▶ _Exercise inputs_
_ _ _ _

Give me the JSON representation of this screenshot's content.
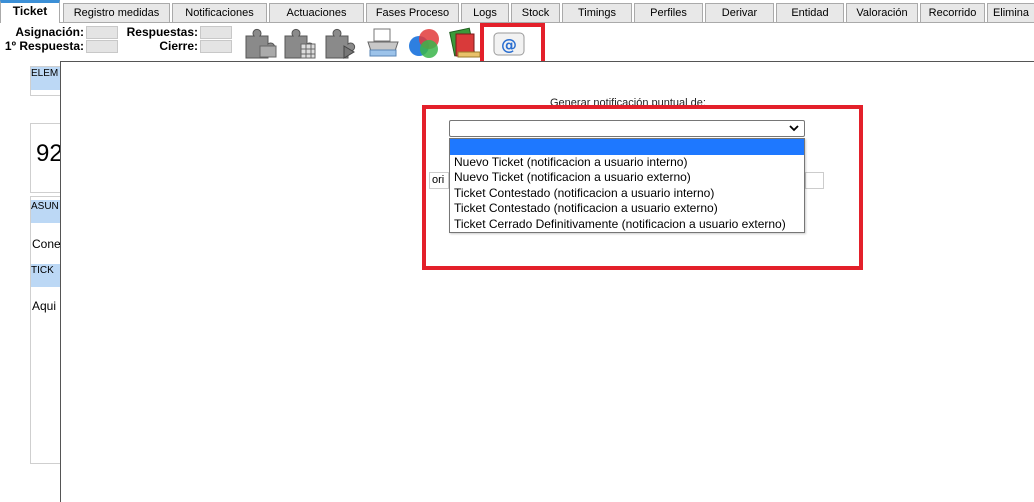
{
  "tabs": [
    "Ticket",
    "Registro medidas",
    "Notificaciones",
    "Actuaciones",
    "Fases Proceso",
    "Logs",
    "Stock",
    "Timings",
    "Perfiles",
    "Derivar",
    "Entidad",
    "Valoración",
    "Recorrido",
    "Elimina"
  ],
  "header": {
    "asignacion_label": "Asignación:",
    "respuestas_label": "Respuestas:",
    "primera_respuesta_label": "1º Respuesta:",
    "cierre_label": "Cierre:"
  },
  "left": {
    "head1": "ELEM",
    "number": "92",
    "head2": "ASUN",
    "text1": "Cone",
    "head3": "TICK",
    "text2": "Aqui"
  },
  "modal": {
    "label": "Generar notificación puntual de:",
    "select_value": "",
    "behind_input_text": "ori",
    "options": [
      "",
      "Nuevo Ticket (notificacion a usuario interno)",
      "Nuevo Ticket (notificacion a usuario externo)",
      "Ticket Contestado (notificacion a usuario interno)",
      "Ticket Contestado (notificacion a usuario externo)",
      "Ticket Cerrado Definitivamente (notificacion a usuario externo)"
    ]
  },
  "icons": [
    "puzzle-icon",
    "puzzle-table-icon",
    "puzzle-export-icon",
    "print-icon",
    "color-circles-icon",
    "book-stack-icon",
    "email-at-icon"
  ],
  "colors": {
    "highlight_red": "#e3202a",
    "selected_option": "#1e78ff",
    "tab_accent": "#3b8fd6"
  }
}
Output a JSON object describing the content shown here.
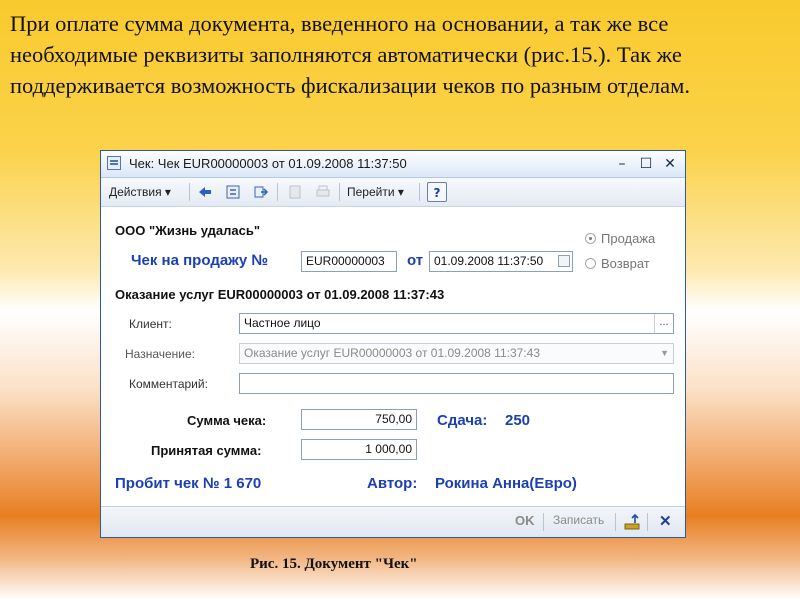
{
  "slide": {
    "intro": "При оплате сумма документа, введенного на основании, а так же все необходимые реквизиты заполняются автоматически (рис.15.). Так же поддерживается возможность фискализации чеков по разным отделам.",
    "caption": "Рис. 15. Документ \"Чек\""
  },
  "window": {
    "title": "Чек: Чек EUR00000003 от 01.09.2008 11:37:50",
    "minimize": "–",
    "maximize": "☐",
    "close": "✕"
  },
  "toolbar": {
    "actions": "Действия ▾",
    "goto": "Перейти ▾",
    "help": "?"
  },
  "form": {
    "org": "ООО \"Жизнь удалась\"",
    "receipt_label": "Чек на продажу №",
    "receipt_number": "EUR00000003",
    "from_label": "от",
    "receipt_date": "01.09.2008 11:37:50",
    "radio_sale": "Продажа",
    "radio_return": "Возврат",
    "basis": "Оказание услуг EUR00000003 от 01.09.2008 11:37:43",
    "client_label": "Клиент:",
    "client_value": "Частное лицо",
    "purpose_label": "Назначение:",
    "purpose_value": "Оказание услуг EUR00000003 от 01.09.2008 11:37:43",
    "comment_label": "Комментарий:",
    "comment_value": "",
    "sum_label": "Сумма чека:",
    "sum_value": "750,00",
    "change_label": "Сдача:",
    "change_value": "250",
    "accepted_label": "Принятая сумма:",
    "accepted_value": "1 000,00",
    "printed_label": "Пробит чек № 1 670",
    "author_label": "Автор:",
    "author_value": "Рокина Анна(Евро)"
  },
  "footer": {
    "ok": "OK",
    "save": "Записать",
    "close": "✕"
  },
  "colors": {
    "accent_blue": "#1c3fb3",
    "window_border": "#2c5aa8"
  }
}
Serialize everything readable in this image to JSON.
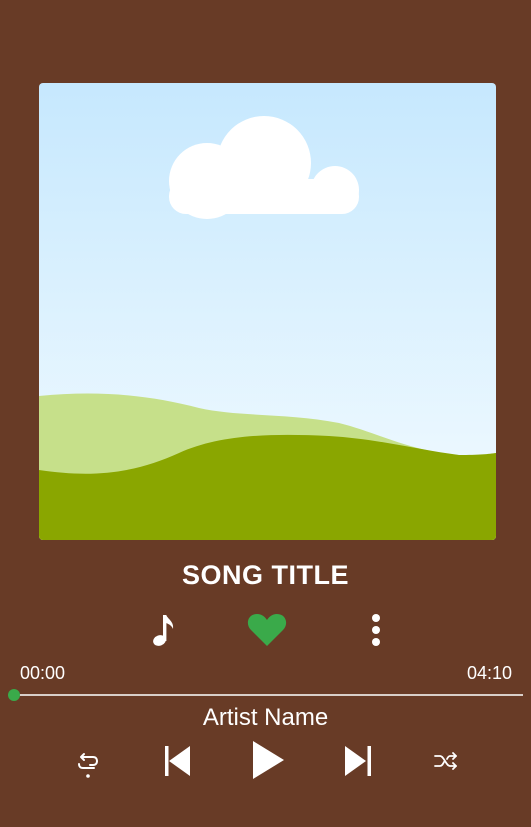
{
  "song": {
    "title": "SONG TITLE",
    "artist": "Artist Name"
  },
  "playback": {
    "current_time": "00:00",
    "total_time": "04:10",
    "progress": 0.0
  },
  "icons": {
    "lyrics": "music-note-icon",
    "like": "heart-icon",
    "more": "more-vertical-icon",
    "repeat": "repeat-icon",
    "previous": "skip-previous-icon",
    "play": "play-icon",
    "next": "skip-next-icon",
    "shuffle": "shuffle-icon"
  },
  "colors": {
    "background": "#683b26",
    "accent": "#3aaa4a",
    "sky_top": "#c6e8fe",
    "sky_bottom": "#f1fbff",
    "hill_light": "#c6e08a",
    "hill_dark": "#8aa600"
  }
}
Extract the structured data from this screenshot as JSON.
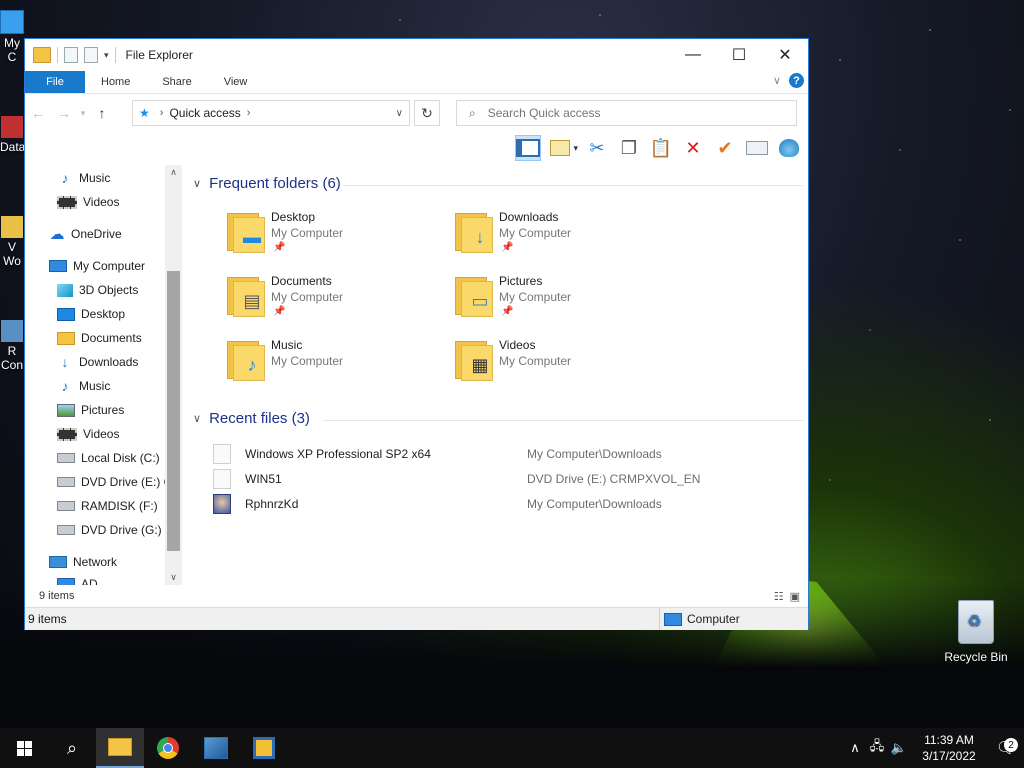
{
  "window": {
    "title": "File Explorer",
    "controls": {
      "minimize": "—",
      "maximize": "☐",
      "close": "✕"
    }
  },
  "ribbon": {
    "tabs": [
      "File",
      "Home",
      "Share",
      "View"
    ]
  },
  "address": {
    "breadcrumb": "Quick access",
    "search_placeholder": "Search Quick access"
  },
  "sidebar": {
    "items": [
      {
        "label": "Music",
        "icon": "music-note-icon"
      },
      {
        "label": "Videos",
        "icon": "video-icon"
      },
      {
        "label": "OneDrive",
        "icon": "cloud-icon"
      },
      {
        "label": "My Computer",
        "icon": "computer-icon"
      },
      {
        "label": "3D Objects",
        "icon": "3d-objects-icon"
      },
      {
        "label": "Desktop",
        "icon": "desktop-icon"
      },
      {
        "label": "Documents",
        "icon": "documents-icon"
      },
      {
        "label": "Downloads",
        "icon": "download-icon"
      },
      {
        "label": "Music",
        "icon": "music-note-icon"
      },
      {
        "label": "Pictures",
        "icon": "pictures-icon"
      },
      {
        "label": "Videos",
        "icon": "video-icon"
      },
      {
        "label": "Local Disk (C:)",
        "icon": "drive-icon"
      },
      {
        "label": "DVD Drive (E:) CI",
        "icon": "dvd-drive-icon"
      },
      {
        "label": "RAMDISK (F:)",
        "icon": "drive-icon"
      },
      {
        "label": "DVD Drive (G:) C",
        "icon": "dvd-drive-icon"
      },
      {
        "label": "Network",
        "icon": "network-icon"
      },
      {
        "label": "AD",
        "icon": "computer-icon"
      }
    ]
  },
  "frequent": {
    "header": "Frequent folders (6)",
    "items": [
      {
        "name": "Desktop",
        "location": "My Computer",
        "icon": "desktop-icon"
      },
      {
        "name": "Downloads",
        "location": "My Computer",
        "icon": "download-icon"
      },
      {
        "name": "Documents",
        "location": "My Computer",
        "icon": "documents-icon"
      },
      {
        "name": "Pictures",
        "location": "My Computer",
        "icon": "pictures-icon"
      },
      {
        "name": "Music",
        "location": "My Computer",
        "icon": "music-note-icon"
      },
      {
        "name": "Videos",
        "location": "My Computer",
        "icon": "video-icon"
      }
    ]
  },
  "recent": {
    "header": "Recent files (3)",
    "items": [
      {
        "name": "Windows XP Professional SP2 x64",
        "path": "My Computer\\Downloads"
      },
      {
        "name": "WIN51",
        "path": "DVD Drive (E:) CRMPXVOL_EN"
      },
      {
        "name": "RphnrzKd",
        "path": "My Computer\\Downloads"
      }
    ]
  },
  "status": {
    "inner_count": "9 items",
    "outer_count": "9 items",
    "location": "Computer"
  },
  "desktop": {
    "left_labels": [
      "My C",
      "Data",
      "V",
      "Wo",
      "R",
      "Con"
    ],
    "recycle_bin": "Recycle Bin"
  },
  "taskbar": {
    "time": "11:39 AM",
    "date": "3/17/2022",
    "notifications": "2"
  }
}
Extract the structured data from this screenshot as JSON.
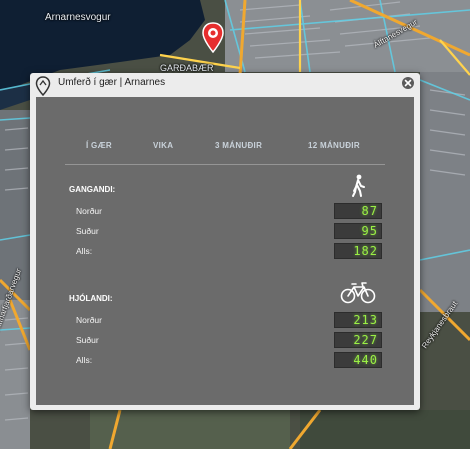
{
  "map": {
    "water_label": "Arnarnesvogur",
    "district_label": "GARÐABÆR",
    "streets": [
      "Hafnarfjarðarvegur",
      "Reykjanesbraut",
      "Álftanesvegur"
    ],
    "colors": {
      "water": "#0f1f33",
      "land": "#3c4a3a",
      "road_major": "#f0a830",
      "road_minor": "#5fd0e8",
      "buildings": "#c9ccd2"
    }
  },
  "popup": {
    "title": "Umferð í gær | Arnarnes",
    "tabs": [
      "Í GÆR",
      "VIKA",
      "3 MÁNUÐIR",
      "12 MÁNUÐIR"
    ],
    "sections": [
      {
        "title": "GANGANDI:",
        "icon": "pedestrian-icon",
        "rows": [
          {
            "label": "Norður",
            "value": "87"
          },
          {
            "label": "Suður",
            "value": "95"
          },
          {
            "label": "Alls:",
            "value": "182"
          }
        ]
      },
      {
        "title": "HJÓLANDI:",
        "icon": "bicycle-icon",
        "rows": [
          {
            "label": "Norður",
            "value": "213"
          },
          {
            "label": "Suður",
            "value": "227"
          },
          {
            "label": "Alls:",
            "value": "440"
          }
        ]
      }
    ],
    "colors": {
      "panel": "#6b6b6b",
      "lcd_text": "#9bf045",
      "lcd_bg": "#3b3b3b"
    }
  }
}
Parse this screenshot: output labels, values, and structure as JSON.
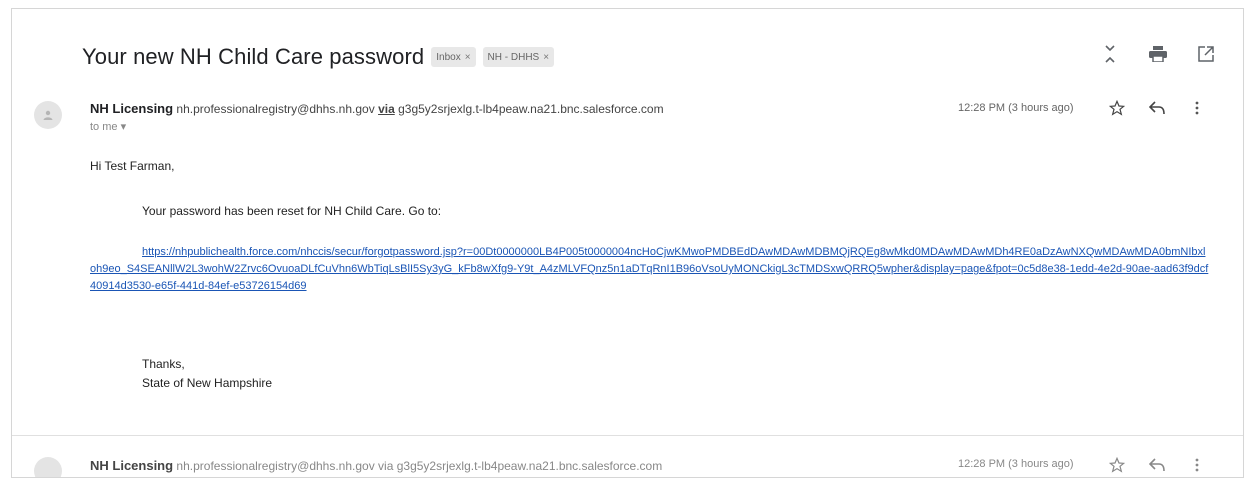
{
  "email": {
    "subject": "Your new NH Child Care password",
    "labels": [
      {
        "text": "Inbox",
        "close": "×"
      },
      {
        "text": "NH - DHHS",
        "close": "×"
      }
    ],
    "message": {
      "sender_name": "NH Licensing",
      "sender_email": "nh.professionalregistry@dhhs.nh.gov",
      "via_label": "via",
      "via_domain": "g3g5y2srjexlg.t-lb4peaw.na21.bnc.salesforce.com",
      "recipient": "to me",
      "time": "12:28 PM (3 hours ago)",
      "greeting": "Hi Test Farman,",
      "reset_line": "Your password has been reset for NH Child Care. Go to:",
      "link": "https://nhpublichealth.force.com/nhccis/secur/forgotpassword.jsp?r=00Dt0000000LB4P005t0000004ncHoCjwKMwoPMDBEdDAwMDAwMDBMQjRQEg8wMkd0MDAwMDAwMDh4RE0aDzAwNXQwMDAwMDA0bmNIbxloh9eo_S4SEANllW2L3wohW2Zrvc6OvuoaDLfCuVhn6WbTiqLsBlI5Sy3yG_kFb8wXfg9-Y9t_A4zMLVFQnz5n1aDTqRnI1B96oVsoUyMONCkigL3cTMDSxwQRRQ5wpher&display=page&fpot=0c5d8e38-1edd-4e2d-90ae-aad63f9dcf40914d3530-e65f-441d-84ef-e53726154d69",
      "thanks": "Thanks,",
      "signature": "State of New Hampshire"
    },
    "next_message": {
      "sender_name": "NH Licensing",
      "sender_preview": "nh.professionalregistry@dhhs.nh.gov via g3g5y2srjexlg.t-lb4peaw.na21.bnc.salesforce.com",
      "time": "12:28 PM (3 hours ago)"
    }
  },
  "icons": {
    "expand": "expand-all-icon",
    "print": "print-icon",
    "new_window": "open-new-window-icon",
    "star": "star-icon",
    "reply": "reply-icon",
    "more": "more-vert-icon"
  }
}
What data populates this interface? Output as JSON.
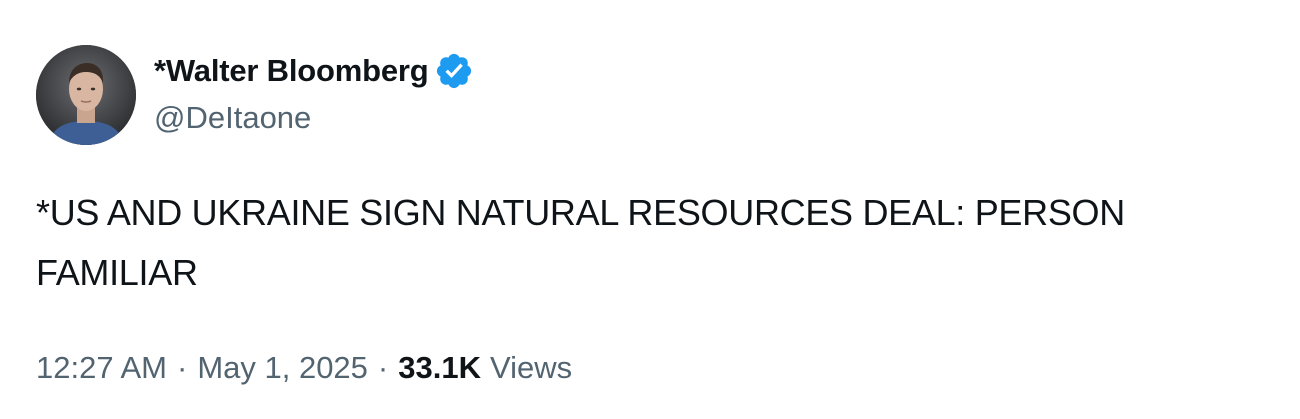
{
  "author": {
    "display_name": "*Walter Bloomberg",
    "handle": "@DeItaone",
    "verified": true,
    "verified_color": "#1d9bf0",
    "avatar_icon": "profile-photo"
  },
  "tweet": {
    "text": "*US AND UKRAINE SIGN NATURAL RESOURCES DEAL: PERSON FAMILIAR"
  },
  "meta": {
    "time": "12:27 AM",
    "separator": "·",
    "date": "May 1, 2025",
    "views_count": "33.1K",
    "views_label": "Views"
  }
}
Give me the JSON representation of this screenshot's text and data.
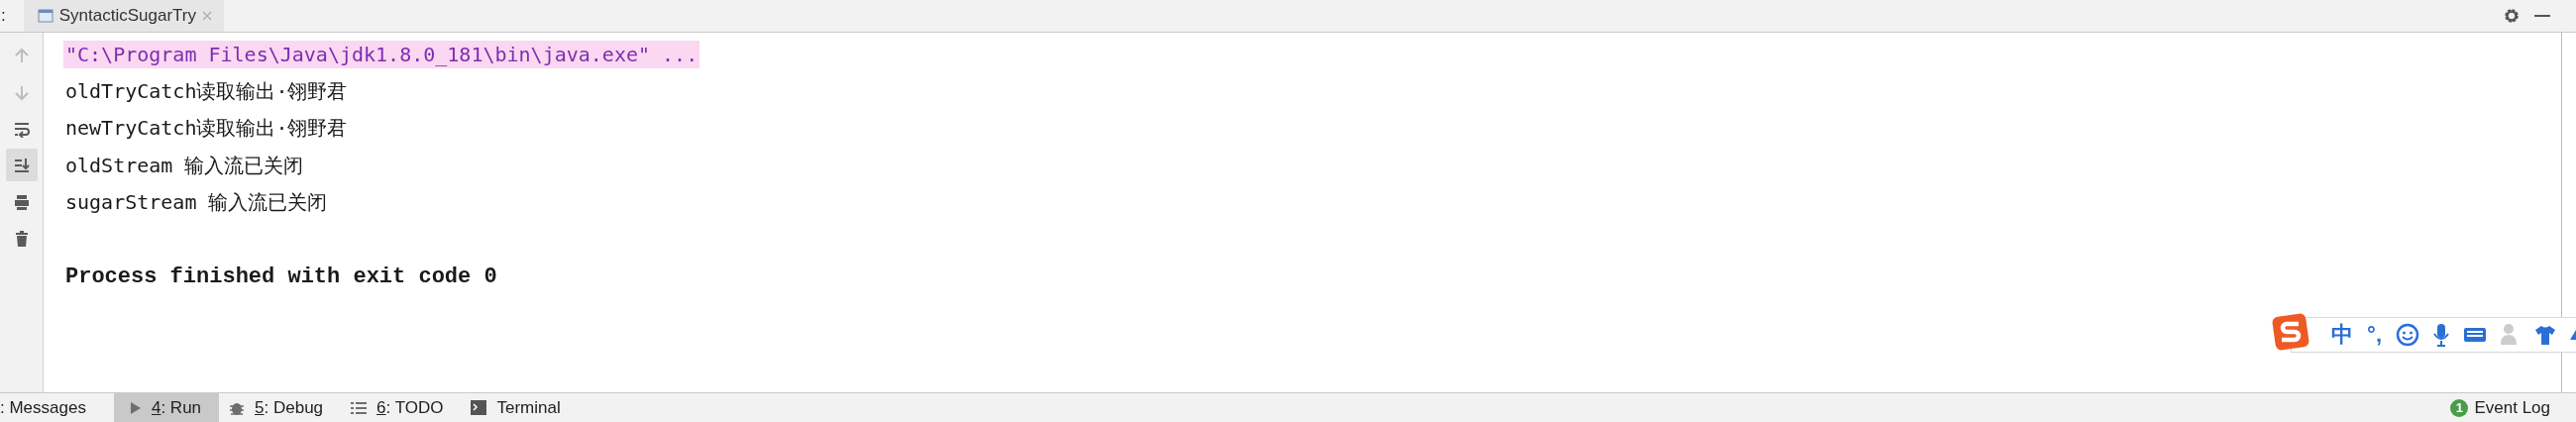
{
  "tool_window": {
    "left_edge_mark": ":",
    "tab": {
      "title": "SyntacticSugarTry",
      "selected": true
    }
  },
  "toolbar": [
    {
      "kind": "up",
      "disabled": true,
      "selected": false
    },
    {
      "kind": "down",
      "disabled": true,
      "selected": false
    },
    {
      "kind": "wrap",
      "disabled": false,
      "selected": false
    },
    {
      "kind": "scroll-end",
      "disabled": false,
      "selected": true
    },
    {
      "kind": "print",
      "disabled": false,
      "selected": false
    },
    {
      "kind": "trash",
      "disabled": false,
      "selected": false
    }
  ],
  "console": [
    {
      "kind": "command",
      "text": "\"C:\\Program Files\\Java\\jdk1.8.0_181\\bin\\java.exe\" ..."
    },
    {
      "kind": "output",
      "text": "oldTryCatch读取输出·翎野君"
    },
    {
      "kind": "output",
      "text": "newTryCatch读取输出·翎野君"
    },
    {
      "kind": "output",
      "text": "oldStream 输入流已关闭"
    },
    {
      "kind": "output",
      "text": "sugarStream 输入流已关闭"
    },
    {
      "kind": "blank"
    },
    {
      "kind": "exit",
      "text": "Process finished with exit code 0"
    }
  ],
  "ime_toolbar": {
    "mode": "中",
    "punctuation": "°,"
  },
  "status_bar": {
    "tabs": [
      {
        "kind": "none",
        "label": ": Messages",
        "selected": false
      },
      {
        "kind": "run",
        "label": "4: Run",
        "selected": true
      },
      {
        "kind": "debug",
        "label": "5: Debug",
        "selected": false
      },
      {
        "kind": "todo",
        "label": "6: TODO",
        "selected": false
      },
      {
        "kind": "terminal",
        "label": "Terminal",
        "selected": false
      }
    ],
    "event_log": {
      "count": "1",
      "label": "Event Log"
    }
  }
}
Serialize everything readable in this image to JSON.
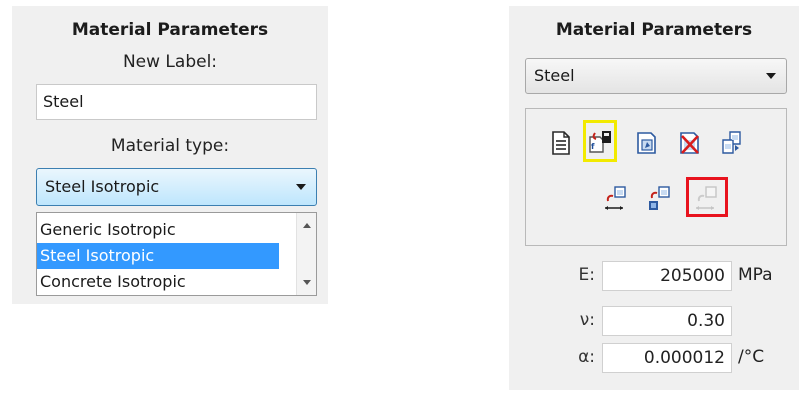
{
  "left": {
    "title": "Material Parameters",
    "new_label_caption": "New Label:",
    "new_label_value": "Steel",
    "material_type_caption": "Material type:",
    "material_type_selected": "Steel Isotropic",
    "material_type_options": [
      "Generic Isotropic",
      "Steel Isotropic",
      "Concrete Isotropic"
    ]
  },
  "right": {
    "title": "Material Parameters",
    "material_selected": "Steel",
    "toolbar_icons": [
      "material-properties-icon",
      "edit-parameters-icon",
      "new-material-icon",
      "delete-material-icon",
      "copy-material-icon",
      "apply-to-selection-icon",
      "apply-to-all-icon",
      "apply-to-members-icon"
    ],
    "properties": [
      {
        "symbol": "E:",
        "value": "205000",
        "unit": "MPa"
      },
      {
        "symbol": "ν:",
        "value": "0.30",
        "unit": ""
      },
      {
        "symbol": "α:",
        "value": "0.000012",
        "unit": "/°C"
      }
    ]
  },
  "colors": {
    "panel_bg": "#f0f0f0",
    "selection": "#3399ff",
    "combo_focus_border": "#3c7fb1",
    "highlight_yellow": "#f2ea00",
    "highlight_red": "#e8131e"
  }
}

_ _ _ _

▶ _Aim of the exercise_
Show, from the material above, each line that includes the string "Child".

▶ _Exercise solution_
    "subject": "Your new NH Child Care password",
      "reset_line": "Your password has been reset for NH Child Care. Go to:",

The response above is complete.